Players by the Sea in Jacksonville Beach, Florida presented the world premier of Drew L Brown’s “Sentences” on June 9, 2017. The play was commissioned by Players under the theatre’s recently initiated New Voices program.
Drew Brow graduated from The Art Institute of Jacksonville in 2014. Of note, he is a Student Academy Award winning writer/director. An early theatrical experience in North Florida was as the co-star in ABET’s outstanding production of “Red” in 2014. He has also appeared locally in “La Cage Aux Folles” at Players and in “Never the Sinner” and “Let’s Kill Greg,” two dramatic productions by the 5 & Dime Theatre Company.
In addition to writing “Sentences,” he co-directed it with Ramona Ramdeen. She also graduated from the Art Institute, and the two artists have worked together on a number of films.
The play’s title refers to jail terms given to prisoners convicted of crimes. In a program note, Drew Brown documents its origins: when he was in the sixth grade, his mother was arrested by the FBI, found guilty of criminal activity, and sentenced to six years in prison.
The play is performed in Players by the Sea’s intimate studio theatre. The setting is a prison interior which has drab gray walls and cells with narrow bunk beds. To further create the experience of being in a prison setting, the pre-curtain music is discordant.
The first act is done in short scenes, fourteen of them, each closed by a semi-blackout. The scenes depict aspects of life in captivity; the stage crew added utilitarian chairs and tables when needed.
Robin Owens, the principal character, is portrayed by Rita Manyette, in her Players by the Sea debut. She has previously appeared in a number of professional stage and screen productions. She first met Brown when performing in the 5 & Dime’s “Elegies: For Angels, Punks and Raging Queens,” and has since collaborated with him and Ramdeen on a number of film projects. Manyette’s performance conveyed the deep pain and disorientation experienced by a woman facing a bleak future without options.
The first scene begins with Robin in jail dreaming about Bethany (Ashley Leake), her young daughter, who is dancing. The scenes that follow show the prisoners engaged in various activities, as they play cards in the recreation room, work in the laundry (for thirty cents a day), use the two pay phones, eat in the cafeteria (while trying to avoid brawls with bullies), participate in exercise sessions, and talk with social workers.
Robin confides the details of her arrest to one of her friends.
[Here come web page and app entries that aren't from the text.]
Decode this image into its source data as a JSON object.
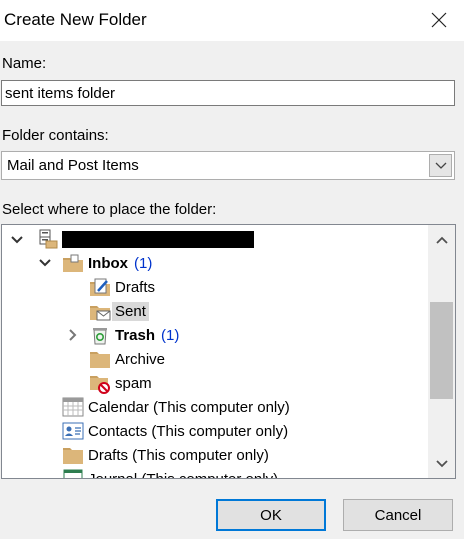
{
  "dialog": {
    "title": "Create New Folder",
    "name_label": "Name:",
    "name_value": "sent items folder",
    "contains_label": "Folder contains:",
    "contains_value": "Mail and Post Items",
    "place_label": "Select where to place the folder:",
    "ok_label": "OK",
    "cancel_label": "Cancel"
  },
  "tree": {
    "inbox": {
      "label": "Inbox",
      "count": "(1)"
    },
    "drafts": {
      "label": "Drafts"
    },
    "sent": {
      "label": "Sent"
    },
    "trash": {
      "label": "Trash",
      "count": "(1)"
    },
    "archive": {
      "label": "Archive"
    },
    "spam": {
      "label": "spam"
    },
    "calendar": {
      "label": "Calendar (This computer only)"
    },
    "contacts": {
      "label": "Contacts (This computer only)"
    },
    "drafts_local": {
      "label": "Drafts (This computer only)"
    },
    "journal": {
      "label": "Journal (This computer only)"
    }
  },
  "colors": {
    "accent": "#0078d7",
    "count": "#0033cc",
    "folder": "#dcb67a",
    "selection": "#d9d9d9"
  }
}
After divorcing her abusive husband, she began dating a guy she met on the internet. Unknown to her, he downloaded pornographic images of children to her computer, leading to her arrest. While she was found guilty, he was never charged. Her ex-husband has regained custody of their daughter, and he refuses to allow her to have any contact with her mother: no visits, no telephone calls, no letters.
As an audience, we were privy to conversations between the prisoners. Inmate Mona Tillman (Ruth Charlene Davis) befriends Robin and tells her she is in for life for life for killing her boyfriend. Sylvia Donovan (Arden Trusty) is a young woman who exchanges sex with a guard for the drugs she needs. Cinnamon Shepard (Roz McCoy), in for forty years for murder, uses crude language and is loud and forceful. Celestina Rodriguez (Julie Ann Dinneweth) is a social butterfly when it comes to jail, a two-time loser in for a seven-year stretch. Other inmates, with sentences for tax evasion, manslaughter, grand theft, fraud, and embezzlement, include Katherine Herndon, Clarissa Fiegl, Juli Novo Disla, Jullian Poland, and Lauren O’Grady.
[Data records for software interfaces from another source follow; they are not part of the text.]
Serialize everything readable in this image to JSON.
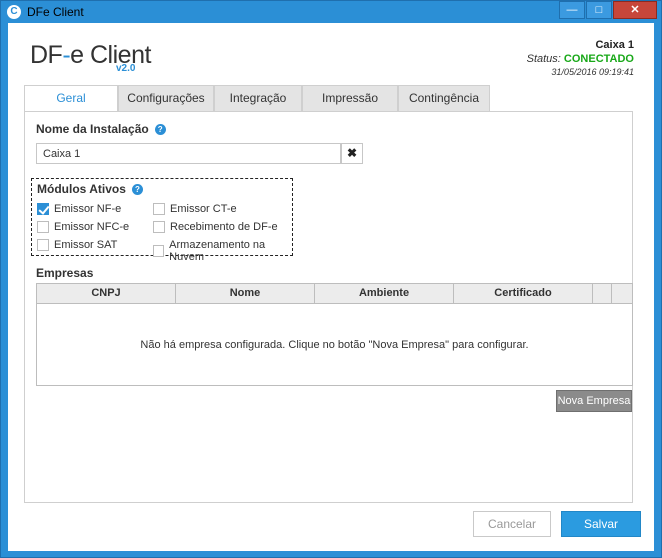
{
  "window": {
    "title": "DFe Client",
    "app_icon": "C",
    "minimize": "—",
    "maximize": "□",
    "close": "✕"
  },
  "header": {
    "logo_left": "DF",
    "logo_sep": "-",
    "logo_right": "e Client",
    "version": "v2.0",
    "name": "Caixa 1",
    "status_label": "Status:",
    "status_value": "CONECTADO",
    "timestamp": "31/05/2016 09:19:41"
  },
  "tabs": [
    {
      "label": "Geral"
    },
    {
      "label": "Configurações"
    },
    {
      "label": "Integração"
    },
    {
      "label": "Impressão"
    },
    {
      "label": "Contingência"
    }
  ],
  "install": {
    "title": "Nome da Instalação",
    "value": "Caixa 1",
    "clear": "✖"
  },
  "modules": {
    "title": "Módulos Ativos",
    "items": [
      {
        "label": "Emissor NF-e",
        "checked": true
      },
      {
        "label": "Emissor NFC-e",
        "checked": false
      },
      {
        "label": "Emissor SAT",
        "checked": false
      },
      {
        "label": "Emissor CT-e",
        "checked": false
      },
      {
        "label": "Recebimento de DF-e",
        "checked": false
      },
      {
        "label": "Armazenamento na Nuvem",
        "checked": false
      }
    ]
  },
  "companies": {
    "title": "Empresas",
    "columns": [
      "CNPJ",
      "Nome",
      "Ambiente",
      "Certificado"
    ],
    "empty_message": "Não há empresa configurada. Clique no botão \"Nova Empresa\" para configurar.",
    "new_button": "Nova Empresa"
  },
  "footer": {
    "cancel": "Cancelar",
    "save": "Salvar"
  },
  "help_icon_glyph": "?"
}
The cast included three principal guards, who were tough-minded, tough-tongued, and had the most contact with the prisoners. They included Harris (Tanya Cummings), Jefferson (David McMahon), and Gregorio (David Gile). Also appearing as either prison guards or federal agents were Alexis Boucugnani, Cory Simmons, Filipe Gusmao, and Heather Eggleston (who also played Dr. Sherman).
The second act had eight scenes, with action that included a drug exchange, a shooting, and questioning by federal agents. Since the play will run another weekend at Players, and may be staged by other theatres in the futures, we will not reveal the ending.
The costumes by Amy Hancock consisted of brown tops and trousers for all the inmates. The prison guards wore blue shirts and black pants with the appropriate holsters and guns, while the federal agents dressed in black.
Ashley Leake’s dance scenes as Rita’s daughter were choreographed by Abigail Hinson. Kayla Fender served as Stage Manager. Kyle Piety handled the audio recording aspects and made it possible for the audience to hear both ends of the phone calls. Hunter Steinke and Sarah Stansel were the stage hands.
“Sentences” leaves you emotionally winded but still engaged with the events. Drew Brown has a superb ear for dialogue in a show that moved us into a world beyond the familiar with characters who attack, spar, confess, regret, and reflect. Don’t miss it.